I'm going to speculate a bit, but we may be able to get somewhere.
A specification like -5 dB at 60 MHz probably means that some device's output or signal gain is 5 dB less than that same device's property at some other frequency. For example, a low pass filter could be rated for - 5dB at 60 MHz with respect to some lower frequency like, say, 1 MHz. Conversely, for a high pass filter, that - 5dB at 60 MHz might be with respect to properties at maybe 500 MHz.
The dual specification of -2dB at 6 MHz and -30 dB at 12 MHz is simply a more specific statement. It provides not just one datum for the device's response, but two.
The terms "symmetrical and asymmetrical RF inputs" are not familar to me, but perhaps they refer to "balanced and unbalanced RF inputs". In that case, a "balanced" input would be something like a 300 ohm ribbon line which has a balanced or symmetrical structure of its two conductors with respect to ground where an "unbalanced" input would be a coaxial cable input.
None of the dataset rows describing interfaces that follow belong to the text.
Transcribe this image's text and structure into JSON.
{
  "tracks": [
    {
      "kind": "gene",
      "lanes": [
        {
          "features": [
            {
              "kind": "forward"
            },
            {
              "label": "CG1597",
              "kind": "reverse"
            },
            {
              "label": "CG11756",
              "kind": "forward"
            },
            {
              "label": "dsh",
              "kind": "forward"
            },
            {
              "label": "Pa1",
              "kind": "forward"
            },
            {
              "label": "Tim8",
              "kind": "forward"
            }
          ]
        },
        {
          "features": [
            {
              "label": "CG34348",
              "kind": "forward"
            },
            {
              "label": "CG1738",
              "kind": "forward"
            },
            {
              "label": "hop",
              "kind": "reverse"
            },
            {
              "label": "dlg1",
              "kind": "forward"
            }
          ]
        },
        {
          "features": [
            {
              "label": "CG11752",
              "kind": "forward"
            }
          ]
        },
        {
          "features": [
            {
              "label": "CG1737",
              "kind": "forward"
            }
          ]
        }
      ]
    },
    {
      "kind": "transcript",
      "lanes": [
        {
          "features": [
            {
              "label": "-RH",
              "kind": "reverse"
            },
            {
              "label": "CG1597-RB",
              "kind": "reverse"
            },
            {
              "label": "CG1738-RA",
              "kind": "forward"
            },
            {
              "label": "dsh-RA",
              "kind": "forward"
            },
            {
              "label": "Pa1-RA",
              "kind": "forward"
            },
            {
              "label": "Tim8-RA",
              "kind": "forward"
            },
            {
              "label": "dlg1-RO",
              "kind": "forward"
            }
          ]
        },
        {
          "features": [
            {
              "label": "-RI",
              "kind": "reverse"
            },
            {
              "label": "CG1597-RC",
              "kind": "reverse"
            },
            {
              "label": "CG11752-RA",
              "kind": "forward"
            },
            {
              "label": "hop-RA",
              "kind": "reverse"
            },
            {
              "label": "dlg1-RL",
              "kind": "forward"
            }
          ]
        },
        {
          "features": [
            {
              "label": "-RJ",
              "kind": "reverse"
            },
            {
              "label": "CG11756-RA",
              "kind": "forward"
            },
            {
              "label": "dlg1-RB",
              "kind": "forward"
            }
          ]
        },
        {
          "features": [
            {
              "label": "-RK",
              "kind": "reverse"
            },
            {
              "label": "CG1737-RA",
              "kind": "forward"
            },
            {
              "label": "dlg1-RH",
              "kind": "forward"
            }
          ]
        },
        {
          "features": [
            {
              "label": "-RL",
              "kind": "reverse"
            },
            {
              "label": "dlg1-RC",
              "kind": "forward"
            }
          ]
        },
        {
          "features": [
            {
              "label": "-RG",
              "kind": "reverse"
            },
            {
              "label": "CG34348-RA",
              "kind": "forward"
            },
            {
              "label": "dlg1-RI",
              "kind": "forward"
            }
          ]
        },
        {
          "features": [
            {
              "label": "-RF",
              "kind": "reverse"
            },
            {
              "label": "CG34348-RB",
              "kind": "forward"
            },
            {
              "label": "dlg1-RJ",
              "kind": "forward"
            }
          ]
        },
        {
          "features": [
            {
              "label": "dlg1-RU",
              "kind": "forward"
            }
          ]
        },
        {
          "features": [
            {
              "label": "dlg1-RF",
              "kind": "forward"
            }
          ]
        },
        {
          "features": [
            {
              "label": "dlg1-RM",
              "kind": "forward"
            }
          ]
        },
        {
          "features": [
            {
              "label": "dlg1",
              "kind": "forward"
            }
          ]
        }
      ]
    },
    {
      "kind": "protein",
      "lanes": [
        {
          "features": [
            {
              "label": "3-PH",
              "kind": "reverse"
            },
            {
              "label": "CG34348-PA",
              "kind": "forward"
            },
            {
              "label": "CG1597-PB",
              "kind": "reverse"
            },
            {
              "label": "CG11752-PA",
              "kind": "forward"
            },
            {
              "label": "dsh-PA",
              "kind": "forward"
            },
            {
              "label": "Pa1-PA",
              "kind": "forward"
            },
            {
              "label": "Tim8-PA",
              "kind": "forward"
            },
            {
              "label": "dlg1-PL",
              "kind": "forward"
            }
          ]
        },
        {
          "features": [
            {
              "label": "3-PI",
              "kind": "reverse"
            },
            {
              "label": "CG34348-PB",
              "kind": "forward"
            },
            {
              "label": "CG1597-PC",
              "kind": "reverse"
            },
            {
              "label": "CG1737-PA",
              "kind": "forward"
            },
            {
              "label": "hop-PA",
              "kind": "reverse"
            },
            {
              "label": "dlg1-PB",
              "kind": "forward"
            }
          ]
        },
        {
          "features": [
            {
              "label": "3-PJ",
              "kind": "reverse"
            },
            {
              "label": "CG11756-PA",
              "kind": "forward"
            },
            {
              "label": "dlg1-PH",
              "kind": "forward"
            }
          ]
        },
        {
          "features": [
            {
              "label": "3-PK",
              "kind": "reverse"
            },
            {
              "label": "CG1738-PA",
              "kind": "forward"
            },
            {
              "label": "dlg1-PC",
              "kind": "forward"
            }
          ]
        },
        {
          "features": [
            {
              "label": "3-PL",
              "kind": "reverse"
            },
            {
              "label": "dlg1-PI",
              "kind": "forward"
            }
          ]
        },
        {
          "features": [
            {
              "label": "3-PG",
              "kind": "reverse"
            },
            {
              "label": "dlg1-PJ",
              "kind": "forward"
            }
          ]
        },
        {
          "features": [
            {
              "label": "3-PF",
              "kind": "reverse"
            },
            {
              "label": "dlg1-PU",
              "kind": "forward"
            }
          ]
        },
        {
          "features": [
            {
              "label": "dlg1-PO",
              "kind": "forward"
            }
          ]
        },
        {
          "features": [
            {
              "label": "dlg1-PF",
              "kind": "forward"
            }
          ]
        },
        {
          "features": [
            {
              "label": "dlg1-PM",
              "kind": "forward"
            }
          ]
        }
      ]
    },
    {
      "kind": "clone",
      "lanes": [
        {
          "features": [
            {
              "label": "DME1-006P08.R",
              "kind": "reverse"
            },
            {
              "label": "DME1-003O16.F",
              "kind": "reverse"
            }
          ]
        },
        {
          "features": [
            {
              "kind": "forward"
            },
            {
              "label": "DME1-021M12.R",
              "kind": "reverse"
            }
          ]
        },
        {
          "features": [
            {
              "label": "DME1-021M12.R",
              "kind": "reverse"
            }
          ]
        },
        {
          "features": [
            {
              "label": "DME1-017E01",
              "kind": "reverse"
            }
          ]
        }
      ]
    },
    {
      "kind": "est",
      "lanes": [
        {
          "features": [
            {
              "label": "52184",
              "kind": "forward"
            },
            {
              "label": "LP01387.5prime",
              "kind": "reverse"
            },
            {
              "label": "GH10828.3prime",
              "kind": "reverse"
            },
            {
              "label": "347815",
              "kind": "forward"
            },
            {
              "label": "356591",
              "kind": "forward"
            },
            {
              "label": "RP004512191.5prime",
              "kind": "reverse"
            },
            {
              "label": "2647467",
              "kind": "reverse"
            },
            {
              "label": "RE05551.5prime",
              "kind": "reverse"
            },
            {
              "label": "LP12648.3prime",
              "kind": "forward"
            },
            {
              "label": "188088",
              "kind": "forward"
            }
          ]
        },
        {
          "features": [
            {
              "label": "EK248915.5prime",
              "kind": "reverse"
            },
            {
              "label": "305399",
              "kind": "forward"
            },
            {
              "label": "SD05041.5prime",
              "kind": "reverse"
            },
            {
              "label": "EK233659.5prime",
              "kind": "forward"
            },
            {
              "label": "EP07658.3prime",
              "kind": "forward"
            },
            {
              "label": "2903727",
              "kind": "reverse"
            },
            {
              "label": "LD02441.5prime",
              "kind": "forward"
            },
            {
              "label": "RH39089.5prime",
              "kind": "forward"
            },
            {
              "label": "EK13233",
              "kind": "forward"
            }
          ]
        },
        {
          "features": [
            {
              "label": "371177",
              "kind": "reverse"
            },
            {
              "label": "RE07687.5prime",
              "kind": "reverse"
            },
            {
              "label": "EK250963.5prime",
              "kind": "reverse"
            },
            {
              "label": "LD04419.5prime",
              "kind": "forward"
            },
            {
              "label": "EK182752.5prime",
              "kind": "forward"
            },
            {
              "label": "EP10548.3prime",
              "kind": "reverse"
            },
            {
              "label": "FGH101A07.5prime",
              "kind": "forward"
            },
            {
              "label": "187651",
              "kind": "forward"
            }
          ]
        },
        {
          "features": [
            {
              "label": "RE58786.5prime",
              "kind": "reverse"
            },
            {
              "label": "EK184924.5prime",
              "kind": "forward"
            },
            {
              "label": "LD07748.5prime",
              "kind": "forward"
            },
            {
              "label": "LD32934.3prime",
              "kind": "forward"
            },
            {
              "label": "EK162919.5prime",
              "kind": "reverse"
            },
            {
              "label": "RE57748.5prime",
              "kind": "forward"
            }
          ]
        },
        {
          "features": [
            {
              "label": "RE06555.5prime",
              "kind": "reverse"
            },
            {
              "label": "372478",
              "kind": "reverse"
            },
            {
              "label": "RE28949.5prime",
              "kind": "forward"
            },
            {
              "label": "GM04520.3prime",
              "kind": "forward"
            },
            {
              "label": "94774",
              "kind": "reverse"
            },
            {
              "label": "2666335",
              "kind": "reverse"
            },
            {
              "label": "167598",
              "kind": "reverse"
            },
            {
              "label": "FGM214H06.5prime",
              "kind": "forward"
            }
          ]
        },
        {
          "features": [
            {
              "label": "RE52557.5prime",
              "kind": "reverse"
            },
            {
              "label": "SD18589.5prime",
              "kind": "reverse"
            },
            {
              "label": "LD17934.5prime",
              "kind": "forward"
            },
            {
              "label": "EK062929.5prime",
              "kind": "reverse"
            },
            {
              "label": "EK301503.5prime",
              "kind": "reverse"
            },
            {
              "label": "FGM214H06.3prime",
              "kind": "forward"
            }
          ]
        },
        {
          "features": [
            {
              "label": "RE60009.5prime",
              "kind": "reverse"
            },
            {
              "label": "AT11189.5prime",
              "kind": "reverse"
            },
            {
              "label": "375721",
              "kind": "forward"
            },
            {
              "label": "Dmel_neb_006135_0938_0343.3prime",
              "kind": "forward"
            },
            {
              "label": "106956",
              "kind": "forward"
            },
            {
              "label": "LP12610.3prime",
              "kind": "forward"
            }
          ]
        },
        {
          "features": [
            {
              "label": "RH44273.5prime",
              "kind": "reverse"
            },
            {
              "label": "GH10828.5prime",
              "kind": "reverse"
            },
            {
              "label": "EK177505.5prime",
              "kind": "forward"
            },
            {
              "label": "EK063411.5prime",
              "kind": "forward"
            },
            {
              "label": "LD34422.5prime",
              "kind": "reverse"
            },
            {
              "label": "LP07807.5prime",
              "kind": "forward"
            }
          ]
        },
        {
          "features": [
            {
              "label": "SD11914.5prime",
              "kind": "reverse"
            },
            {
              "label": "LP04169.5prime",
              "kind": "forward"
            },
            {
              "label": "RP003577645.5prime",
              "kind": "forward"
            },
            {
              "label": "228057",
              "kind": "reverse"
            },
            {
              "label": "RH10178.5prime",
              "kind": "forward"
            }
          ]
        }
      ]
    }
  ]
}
As far as such terms possibly being applied to modulated signals, the only thing I can think of that they might pertain is the vestigial sideband modulation used in NSTC television transmission.
John Dunn - President